What you will do: From the listing below, extract each line containing the string "WordPress".

┄┄┄┄┄┄

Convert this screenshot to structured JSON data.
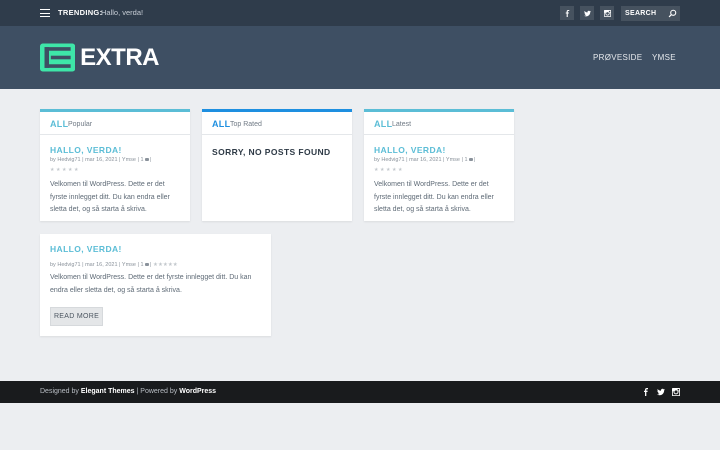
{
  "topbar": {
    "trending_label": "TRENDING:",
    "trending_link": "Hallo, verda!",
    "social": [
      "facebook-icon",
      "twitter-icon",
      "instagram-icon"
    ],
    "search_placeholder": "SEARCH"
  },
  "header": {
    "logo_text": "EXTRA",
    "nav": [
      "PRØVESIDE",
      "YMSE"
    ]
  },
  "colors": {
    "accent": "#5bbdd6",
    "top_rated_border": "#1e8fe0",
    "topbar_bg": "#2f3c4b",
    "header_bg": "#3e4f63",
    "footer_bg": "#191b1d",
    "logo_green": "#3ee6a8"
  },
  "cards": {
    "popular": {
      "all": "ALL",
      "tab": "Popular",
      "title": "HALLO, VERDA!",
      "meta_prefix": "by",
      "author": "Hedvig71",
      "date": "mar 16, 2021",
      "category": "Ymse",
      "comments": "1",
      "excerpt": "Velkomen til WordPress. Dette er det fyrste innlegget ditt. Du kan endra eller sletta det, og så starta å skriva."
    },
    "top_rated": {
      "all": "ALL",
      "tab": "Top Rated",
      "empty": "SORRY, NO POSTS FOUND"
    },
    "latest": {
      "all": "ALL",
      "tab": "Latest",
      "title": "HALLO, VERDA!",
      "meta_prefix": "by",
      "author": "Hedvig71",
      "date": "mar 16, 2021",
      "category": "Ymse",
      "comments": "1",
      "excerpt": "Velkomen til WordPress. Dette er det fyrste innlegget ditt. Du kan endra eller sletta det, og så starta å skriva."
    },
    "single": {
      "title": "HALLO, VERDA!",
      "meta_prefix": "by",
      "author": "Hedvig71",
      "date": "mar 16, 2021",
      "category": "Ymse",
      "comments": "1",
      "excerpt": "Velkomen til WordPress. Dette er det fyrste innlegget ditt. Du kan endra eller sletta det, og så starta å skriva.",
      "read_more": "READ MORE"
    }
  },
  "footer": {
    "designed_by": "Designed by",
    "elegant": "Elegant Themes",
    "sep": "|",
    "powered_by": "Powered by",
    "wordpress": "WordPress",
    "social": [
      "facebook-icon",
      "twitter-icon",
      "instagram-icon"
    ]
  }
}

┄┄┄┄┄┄

Finished task:
      "excerpt": "Velkomen til WordPress. Dette er det fyrste innlegget ditt. Du kan endra eller sletta det, og så starta å skriva."
      "excerpt": "Velkomen til WordPress. Dette er det fyrste innlegget ditt. Du kan endra eller sletta det, og så starta å skriva."
      "excerpt": "Velkomen til WordPress. Dette er det fyrste innlegget ditt. Du kan endra eller sletta det, og så starta å skriva.",
    "wordpress": "WordPress",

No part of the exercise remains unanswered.